Financial services

Zahra Foundation to expand financial services for victims of domestic violence nationwide

A South Australian foundation tackling domestic violence will receive $5.5 million from the federal government to expand its services nationwide.

The funding will help the Zahra Foundation provide free, confidential financial advice over the phone and online to victims and survivors across Australia, a service it currently provides in South Australia.

Women’s Safety Minister Anne Ruston said the foundation would partner with existing services to offer a referral-based service.

“The first thing we need to do now that we have this money is to sit down with the Zahra Foundation and make sure we build a national framework,” she said.

“We will work with other organizations like 1800 Respect and the National Debt Helpline to ensure that this referral service is designed to be ready to respond immediately and appropriately to women seeking support.”

Anne Ruston says the funding will enable the service to be provided to tens of thousands of women across Australia.(ABC News)

Zahra Foundation chief executive Kelly-Ann Tansley said she expects the service to be up and running in the next fiscal year.

Ms Tansley said the foundation had helped more than 1,000 women over the past seven years to become “economically independent and recover from domestic and family violence”.

Ms Tansley said the low-key nature of telephone and online services “opens the door for more women across Australia to access this kind of support”, particularly women in the regions.

The Zahra Foundation was established in honor of Zahra Abrahimzadeh, who was killed by her ex-husband in 2010, and aims to address the financial abuse and disadvantage suffered by women due to domestic violence.
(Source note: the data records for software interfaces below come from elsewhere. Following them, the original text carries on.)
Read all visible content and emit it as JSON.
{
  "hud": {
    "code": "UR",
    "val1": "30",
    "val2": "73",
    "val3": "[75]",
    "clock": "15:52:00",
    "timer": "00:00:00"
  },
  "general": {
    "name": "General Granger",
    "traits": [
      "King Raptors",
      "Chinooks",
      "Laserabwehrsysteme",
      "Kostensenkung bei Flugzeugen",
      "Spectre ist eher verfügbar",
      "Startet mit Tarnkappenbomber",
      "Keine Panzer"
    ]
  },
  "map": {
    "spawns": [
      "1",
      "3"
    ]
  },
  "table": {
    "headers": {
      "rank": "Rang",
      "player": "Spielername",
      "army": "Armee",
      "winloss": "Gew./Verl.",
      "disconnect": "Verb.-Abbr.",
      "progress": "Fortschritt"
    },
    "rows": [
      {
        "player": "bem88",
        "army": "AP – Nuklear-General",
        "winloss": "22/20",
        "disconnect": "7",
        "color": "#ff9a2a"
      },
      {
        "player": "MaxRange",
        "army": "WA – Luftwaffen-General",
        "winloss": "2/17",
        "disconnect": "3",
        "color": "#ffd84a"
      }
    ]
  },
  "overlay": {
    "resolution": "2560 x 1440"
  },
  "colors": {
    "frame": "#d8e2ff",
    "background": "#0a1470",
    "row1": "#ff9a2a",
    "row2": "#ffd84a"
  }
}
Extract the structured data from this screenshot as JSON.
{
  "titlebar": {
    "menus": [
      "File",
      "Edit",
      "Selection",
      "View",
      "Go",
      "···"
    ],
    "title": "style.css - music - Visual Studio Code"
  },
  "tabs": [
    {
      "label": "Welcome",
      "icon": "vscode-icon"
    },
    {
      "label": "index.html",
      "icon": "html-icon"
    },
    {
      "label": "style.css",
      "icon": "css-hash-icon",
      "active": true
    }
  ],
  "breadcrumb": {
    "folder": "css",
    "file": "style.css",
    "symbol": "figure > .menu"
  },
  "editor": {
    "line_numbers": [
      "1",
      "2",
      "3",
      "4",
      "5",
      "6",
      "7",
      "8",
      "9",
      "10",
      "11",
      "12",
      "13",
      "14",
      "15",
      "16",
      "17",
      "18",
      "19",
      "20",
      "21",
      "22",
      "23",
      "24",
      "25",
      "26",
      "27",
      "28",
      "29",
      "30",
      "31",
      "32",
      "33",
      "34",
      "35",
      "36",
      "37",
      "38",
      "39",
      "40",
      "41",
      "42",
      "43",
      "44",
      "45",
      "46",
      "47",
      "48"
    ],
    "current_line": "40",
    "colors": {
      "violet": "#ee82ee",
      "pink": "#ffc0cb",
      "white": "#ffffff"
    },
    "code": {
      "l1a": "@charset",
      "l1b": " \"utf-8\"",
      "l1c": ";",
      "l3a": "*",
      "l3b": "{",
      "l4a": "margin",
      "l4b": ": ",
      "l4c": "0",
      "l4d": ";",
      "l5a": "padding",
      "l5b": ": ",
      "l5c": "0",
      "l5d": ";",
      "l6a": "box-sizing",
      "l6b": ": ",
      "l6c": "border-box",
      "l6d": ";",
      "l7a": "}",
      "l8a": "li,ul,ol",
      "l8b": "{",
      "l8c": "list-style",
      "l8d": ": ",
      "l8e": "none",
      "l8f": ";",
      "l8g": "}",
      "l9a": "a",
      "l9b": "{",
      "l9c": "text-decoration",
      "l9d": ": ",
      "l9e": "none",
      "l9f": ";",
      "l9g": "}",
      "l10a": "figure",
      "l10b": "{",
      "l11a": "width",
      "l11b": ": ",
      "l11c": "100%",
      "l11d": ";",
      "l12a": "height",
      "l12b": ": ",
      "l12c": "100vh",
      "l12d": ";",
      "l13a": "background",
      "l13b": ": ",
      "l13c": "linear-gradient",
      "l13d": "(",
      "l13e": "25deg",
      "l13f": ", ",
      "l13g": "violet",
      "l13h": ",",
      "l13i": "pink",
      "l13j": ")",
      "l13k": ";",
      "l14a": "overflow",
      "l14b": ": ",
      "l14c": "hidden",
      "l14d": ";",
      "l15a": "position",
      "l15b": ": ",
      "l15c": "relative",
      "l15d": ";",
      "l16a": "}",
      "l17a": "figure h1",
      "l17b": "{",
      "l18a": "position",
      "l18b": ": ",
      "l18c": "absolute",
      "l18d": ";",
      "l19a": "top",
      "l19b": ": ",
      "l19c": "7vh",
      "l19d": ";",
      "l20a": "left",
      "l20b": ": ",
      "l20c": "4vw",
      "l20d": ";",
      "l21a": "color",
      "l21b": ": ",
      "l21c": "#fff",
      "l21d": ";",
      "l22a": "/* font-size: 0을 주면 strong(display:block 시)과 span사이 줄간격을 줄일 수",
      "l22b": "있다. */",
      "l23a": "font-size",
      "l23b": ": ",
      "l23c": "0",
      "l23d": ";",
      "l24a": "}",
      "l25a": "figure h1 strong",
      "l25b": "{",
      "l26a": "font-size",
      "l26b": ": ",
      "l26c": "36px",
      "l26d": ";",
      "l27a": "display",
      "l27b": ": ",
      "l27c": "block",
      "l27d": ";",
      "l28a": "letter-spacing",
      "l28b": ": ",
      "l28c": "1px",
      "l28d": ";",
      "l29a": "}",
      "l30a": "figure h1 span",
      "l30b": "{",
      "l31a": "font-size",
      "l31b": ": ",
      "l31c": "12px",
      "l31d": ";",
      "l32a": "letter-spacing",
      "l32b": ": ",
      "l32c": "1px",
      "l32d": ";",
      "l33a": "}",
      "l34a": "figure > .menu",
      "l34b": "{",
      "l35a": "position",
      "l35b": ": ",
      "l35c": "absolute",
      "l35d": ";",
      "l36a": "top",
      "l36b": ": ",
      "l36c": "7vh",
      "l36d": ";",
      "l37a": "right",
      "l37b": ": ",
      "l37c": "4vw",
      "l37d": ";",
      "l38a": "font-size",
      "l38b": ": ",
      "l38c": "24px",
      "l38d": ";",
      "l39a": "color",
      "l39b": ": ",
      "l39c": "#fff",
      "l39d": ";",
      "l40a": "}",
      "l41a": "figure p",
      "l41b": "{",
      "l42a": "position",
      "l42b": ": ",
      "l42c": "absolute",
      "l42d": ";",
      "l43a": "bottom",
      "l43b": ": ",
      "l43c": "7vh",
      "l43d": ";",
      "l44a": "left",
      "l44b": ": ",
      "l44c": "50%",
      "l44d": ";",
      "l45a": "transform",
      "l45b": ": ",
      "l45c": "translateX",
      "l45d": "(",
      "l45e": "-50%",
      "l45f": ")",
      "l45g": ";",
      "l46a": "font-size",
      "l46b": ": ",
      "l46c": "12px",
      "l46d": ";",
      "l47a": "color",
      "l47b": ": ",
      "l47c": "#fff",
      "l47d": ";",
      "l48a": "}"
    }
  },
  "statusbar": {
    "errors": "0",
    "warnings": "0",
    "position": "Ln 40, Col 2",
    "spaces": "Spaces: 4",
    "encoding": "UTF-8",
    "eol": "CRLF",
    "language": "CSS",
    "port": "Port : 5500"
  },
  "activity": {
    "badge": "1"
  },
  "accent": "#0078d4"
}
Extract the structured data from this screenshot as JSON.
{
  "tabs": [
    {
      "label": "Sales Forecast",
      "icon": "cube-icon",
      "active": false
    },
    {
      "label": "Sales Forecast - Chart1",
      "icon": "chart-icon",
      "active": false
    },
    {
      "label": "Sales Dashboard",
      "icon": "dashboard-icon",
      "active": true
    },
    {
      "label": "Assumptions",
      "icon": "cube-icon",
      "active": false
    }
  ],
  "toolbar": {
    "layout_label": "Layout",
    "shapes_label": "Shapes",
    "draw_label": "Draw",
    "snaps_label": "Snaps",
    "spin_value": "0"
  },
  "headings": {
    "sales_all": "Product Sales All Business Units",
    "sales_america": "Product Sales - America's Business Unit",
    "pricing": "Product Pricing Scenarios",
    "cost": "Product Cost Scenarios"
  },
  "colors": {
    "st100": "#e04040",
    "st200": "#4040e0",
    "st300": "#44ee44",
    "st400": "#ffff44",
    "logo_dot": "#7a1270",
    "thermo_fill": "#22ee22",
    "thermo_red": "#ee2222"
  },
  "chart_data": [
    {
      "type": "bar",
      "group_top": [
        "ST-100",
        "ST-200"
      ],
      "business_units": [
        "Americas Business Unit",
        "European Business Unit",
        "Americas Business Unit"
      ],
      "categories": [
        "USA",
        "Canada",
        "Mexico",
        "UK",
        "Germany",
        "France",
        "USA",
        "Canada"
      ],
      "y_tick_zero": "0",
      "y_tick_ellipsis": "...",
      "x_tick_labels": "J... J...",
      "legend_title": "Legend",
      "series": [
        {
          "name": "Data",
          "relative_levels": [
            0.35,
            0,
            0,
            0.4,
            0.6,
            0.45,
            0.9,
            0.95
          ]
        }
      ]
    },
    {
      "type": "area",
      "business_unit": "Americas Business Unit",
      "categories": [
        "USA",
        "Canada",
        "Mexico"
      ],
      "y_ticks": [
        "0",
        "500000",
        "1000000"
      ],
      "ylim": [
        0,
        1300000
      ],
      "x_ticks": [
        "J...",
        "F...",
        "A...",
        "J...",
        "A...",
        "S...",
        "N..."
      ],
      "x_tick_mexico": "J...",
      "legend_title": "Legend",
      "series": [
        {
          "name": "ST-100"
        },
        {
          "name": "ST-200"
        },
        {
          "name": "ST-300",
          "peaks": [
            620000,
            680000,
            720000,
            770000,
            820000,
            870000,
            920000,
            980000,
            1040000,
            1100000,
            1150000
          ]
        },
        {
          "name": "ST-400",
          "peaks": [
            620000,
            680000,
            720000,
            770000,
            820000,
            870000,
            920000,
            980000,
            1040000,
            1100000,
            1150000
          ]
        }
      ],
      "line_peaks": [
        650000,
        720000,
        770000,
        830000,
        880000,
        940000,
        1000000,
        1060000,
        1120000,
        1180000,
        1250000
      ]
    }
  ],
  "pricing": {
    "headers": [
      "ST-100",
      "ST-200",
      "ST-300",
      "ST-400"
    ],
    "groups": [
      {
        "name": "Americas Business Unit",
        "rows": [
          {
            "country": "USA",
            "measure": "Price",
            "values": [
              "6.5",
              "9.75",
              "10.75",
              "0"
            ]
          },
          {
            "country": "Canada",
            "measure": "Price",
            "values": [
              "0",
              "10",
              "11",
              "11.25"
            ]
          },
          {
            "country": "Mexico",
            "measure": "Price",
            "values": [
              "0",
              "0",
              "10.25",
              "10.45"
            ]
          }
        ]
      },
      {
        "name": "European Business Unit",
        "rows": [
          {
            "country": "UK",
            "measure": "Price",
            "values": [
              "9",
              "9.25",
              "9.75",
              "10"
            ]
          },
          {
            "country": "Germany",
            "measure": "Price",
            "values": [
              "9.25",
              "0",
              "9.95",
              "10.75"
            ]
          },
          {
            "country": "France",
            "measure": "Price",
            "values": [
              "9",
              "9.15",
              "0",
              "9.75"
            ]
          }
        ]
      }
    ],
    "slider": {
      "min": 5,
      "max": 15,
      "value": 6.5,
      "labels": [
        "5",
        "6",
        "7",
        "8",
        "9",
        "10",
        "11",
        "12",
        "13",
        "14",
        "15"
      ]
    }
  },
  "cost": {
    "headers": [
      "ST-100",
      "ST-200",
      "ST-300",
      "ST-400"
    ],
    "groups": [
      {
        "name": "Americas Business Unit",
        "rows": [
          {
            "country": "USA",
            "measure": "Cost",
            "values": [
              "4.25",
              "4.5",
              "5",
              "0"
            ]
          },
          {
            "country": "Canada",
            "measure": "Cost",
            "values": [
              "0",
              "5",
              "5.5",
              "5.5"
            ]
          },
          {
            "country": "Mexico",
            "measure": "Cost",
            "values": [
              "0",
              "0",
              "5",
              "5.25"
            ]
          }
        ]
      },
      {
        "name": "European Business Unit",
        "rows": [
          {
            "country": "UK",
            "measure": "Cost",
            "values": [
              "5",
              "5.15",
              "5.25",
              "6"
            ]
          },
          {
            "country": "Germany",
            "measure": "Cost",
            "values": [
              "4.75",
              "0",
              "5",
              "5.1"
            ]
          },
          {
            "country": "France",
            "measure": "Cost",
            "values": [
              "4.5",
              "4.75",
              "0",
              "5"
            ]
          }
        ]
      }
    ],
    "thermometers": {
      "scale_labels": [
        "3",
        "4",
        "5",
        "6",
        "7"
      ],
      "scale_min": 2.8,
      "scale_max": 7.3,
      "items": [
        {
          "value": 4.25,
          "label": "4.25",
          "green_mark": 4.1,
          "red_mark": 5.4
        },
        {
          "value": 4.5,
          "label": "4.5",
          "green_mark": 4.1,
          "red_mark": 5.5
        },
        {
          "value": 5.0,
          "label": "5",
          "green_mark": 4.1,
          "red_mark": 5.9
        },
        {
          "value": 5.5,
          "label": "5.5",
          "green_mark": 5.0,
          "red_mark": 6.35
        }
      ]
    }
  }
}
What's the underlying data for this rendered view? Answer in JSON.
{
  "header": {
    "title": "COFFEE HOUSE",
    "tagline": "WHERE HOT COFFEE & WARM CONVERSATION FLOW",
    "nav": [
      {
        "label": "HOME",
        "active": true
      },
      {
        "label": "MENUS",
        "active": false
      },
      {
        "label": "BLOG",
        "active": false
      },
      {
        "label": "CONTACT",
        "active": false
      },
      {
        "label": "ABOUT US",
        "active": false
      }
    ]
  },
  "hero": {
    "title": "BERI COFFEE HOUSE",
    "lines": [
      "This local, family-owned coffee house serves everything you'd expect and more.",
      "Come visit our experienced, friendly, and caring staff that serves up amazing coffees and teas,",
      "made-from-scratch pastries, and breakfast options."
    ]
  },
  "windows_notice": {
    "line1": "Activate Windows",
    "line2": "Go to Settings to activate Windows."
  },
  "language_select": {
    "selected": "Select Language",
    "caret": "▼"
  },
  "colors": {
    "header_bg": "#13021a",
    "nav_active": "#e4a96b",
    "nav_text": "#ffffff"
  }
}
Portrait of South Australian man Arman Abrahimzadeh.
Arman Abrahimzadeh co-founded the Zahra Foundation in honor of his mother.(ABC News: Sarah Hancock)

Zahra Foundation co-founder Arman Abrahimzadeh said 13 years ago that his mother and siblings faced poverty, homelessness and isolation when they had ” no choice but to flee our family home”.

“When it came to creating the foundation in 2015, we decided to focus on financial empowerment because we experienced it ourselves,” he said.

“And we know that to this day, women are fleeing abusive environments, having no control over their finances and having their independence taken away.”